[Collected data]

######

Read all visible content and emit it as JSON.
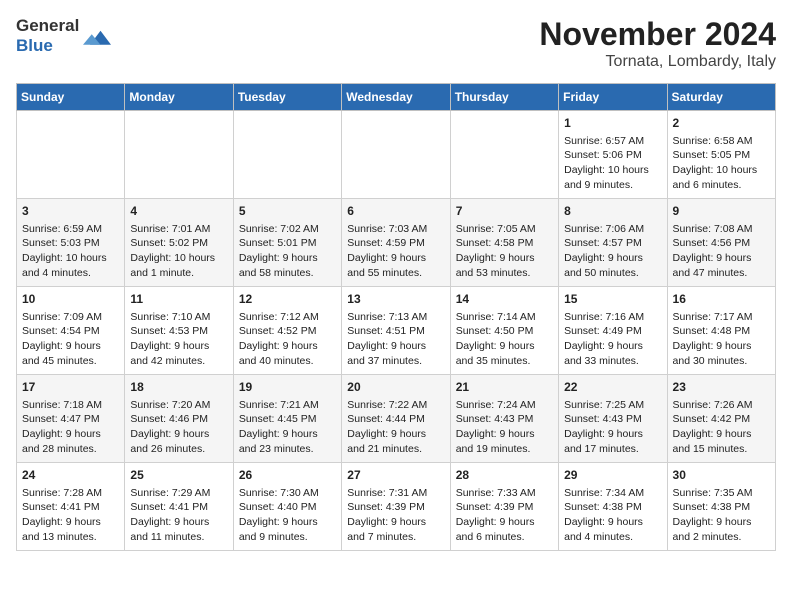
{
  "header": {
    "logo_line1": "General",
    "logo_line2": "Blue",
    "month_title": "November 2024",
    "location": "Tornata, Lombardy, Italy"
  },
  "weekdays": [
    "Sunday",
    "Monday",
    "Tuesday",
    "Wednesday",
    "Thursday",
    "Friday",
    "Saturday"
  ],
  "weeks": [
    [
      {
        "day": "",
        "info": ""
      },
      {
        "day": "",
        "info": ""
      },
      {
        "day": "",
        "info": ""
      },
      {
        "day": "",
        "info": ""
      },
      {
        "day": "",
        "info": ""
      },
      {
        "day": "1",
        "info": "Sunrise: 6:57 AM\nSunset: 5:06 PM\nDaylight: 10 hours and 9 minutes."
      },
      {
        "day": "2",
        "info": "Sunrise: 6:58 AM\nSunset: 5:05 PM\nDaylight: 10 hours and 6 minutes."
      }
    ],
    [
      {
        "day": "3",
        "info": "Sunrise: 6:59 AM\nSunset: 5:03 PM\nDaylight: 10 hours and 4 minutes."
      },
      {
        "day": "4",
        "info": "Sunrise: 7:01 AM\nSunset: 5:02 PM\nDaylight: 10 hours and 1 minute."
      },
      {
        "day": "5",
        "info": "Sunrise: 7:02 AM\nSunset: 5:01 PM\nDaylight: 9 hours and 58 minutes."
      },
      {
        "day": "6",
        "info": "Sunrise: 7:03 AM\nSunset: 4:59 PM\nDaylight: 9 hours and 55 minutes."
      },
      {
        "day": "7",
        "info": "Sunrise: 7:05 AM\nSunset: 4:58 PM\nDaylight: 9 hours and 53 minutes."
      },
      {
        "day": "8",
        "info": "Sunrise: 7:06 AM\nSunset: 4:57 PM\nDaylight: 9 hours and 50 minutes."
      },
      {
        "day": "9",
        "info": "Sunrise: 7:08 AM\nSunset: 4:56 PM\nDaylight: 9 hours and 47 minutes."
      }
    ],
    [
      {
        "day": "10",
        "info": "Sunrise: 7:09 AM\nSunset: 4:54 PM\nDaylight: 9 hours and 45 minutes."
      },
      {
        "day": "11",
        "info": "Sunrise: 7:10 AM\nSunset: 4:53 PM\nDaylight: 9 hours and 42 minutes."
      },
      {
        "day": "12",
        "info": "Sunrise: 7:12 AM\nSunset: 4:52 PM\nDaylight: 9 hours and 40 minutes."
      },
      {
        "day": "13",
        "info": "Sunrise: 7:13 AM\nSunset: 4:51 PM\nDaylight: 9 hours and 37 minutes."
      },
      {
        "day": "14",
        "info": "Sunrise: 7:14 AM\nSunset: 4:50 PM\nDaylight: 9 hours and 35 minutes."
      },
      {
        "day": "15",
        "info": "Sunrise: 7:16 AM\nSunset: 4:49 PM\nDaylight: 9 hours and 33 minutes."
      },
      {
        "day": "16",
        "info": "Sunrise: 7:17 AM\nSunset: 4:48 PM\nDaylight: 9 hours and 30 minutes."
      }
    ],
    [
      {
        "day": "17",
        "info": "Sunrise: 7:18 AM\nSunset: 4:47 PM\nDaylight: 9 hours and 28 minutes."
      },
      {
        "day": "18",
        "info": "Sunrise: 7:20 AM\nSunset: 4:46 PM\nDaylight: 9 hours and 26 minutes."
      },
      {
        "day": "19",
        "info": "Sunrise: 7:21 AM\nSunset: 4:45 PM\nDaylight: 9 hours and 23 minutes."
      },
      {
        "day": "20",
        "info": "Sunrise: 7:22 AM\nSunset: 4:44 PM\nDaylight: 9 hours and 21 minutes."
      },
      {
        "day": "21",
        "info": "Sunrise: 7:24 AM\nSunset: 4:43 PM\nDaylight: 9 hours and 19 minutes."
      },
      {
        "day": "22",
        "info": "Sunrise: 7:25 AM\nSunset: 4:43 PM\nDaylight: 9 hours and 17 minutes."
      },
      {
        "day": "23",
        "info": "Sunrise: 7:26 AM\nSunset: 4:42 PM\nDaylight: 9 hours and 15 minutes."
      }
    ],
    [
      {
        "day": "24",
        "info": "Sunrise: 7:28 AM\nSunset: 4:41 PM\nDaylight: 9 hours and 13 minutes."
      },
      {
        "day": "25",
        "info": "Sunrise: 7:29 AM\nSunset: 4:41 PM\nDaylight: 9 hours and 11 minutes."
      },
      {
        "day": "26",
        "info": "Sunrise: 7:30 AM\nSunset: 4:40 PM\nDaylight: 9 hours and 9 minutes."
      },
      {
        "day": "27",
        "info": "Sunrise: 7:31 AM\nSunset: 4:39 PM\nDaylight: 9 hours and 7 minutes."
      },
      {
        "day": "28",
        "info": "Sunrise: 7:33 AM\nSunset: 4:39 PM\nDaylight: 9 hours and 6 minutes."
      },
      {
        "day": "29",
        "info": "Sunrise: 7:34 AM\nSunset: 4:38 PM\nDaylight: 9 hours and 4 minutes."
      },
      {
        "day": "30",
        "info": "Sunrise: 7:35 AM\nSunset: 4:38 PM\nDaylight: 9 hours and 2 minutes."
      }
    ]
  ]
}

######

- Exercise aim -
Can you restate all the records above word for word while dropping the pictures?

- Answer area -
Read all visible content and emit it as JSON.
{
  "header": {
    "logo_line1": "General",
    "logo_line2": "Blue",
    "month_title": "November 2024",
    "location": "Tornata, Lombardy, Italy"
  },
  "weekdays": [
    "Sunday",
    "Monday",
    "Tuesday",
    "Wednesday",
    "Thursday",
    "Friday",
    "Saturday"
  ],
  "weeks": [
    [
      {
        "day": "",
        "info": ""
      },
      {
        "day": "",
        "info": ""
      },
      {
        "day": "",
        "info": ""
      },
      {
        "day": "",
        "info": ""
      },
      {
        "day": "",
        "info": ""
      },
      {
        "day": "1",
        "info": "Sunrise: 6:57 AM\nSunset: 5:06 PM\nDaylight: 10 hours and 9 minutes."
      },
      {
        "day": "2",
        "info": "Sunrise: 6:58 AM\nSunset: 5:05 PM\nDaylight: 10 hours and 6 minutes."
      }
    ],
    [
      {
        "day": "3",
        "info": "Sunrise: 6:59 AM\nSunset: 5:03 PM\nDaylight: 10 hours and 4 minutes."
      },
      {
        "day": "4",
        "info": "Sunrise: 7:01 AM\nSunset: 5:02 PM\nDaylight: 10 hours and 1 minute."
      },
      {
        "day": "5",
        "info": "Sunrise: 7:02 AM\nSunset: 5:01 PM\nDaylight: 9 hours and 58 minutes."
      },
      {
        "day": "6",
        "info": "Sunrise: 7:03 AM\nSunset: 4:59 PM\nDaylight: 9 hours and 55 minutes."
      },
      {
        "day": "7",
        "info": "Sunrise: 7:05 AM\nSunset: 4:58 PM\nDaylight: 9 hours and 53 minutes."
      },
      {
        "day": "8",
        "info": "Sunrise: 7:06 AM\nSunset: 4:57 PM\nDaylight: 9 hours and 50 minutes."
      },
      {
        "day": "9",
        "info": "Sunrise: 7:08 AM\nSunset: 4:56 PM\nDaylight: 9 hours and 47 minutes."
      }
    ],
    [
      {
        "day": "10",
        "info": "Sunrise: 7:09 AM\nSunset: 4:54 PM\nDaylight: 9 hours and 45 minutes."
      },
      {
        "day": "11",
        "info": "Sunrise: 7:10 AM\nSunset: 4:53 PM\nDaylight: 9 hours and 42 minutes."
      },
      {
        "day": "12",
        "info": "Sunrise: 7:12 AM\nSunset: 4:52 PM\nDaylight: 9 hours and 40 minutes."
      },
      {
        "day": "13",
        "info": "Sunrise: 7:13 AM\nSunset: 4:51 PM\nDaylight: 9 hours and 37 minutes."
      },
      {
        "day": "14",
        "info": "Sunrise: 7:14 AM\nSunset: 4:50 PM\nDaylight: 9 hours and 35 minutes."
      },
      {
        "day": "15",
        "info": "Sunrise: 7:16 AM\nSunset: 4:49 PM\nDaylight: 9 hours and 33 minutes."
      },
      {
        "day": "16",
        "info": "Sunrise: 7:17 AM\nSunset: 4:48 PM\nDaylight: 9 hours and 30 minutes."
      }
    ],
    [
      {
        "day": "17",
        "info": "Sunrise: 7:18 AM\nSunset: 4:47 PM\nDaylight: 9 hours and 28 minutes."
      },
      {
        "day": "18",
        "info": "Sunrise: 7:20 AM\nSunset: 4:46 PM\nDaylight: 9 hours and 26 minutes."
      },
      {
        "day": "19",
        "info": "Sunrise: 7:21 AM\nSunset: 4:45 PM\nDaylight: 9 hours and 23 minutes."
      },
      {
        "day": "20",
        "info": "Sunrise: 7:22 AM\nSunset: 4:44 PM\nDaylight: 9 hours and 21 minutes."
      },
      {
        "day": "21",
        "info": "Sunrise: 7:24 AM\nSunset: 4:43 PM\nDaylight: 9 hours and 19 minutes."
      },
      {
        "day": "22",
        "info": "Sunrise: 7:25 AM\nSunset: 4:43 PM\nDaylight: 9 hours and 17 minutes."
      },
      {
        "day": "23",
        "info": "Sunrise: 7:26 AM\nSunset: 4:42 PM\nDaylight: 9 hours and 15 minutes."
      }
    ],
    [
      {
        "day": "24",
        "info": "Sunrise: 7:28 AM\nSunset: 4:41 PM\nDaylight: 9 hours and 13 minutes."
      },
      {
        "day": "25",
        "info": "Sunrise: 7:29 AM\nSunset: 4:41 PM\nDaylight: 9 hours and 11 minutes."
      },
      {
        "day": "26",
        "info": "Sunrise: 7:30 AM\nSunset: 4:40 PM\nDaylight: 9 hours and 9 minutes."
      },
      {
        "day": "27",
        "info": "Sunrise: 7:31 AM\nSunset: 4:39 PM\nDaylight: 9 hours and 7 minutes."
      },
      {
        "day": "28",
        "info": "Sunrise: 7:33 AM\nSunset: 4:39 PM\nDaylight: 9 hours and 6 minutes."
      },
      {
        "day": "29",
        "info": "Sunrise: 7:34 AM\nSunset: 4:38 PM\nDaylight: 9 hours and 4 minutes."
      },
      {
        "day": "30",
        "info": "Sunrise: 7:35 AM\nSunset: 4:38 PM\nDaylight: 9 hours and 2 minutes."
      }
    ]
  ]
}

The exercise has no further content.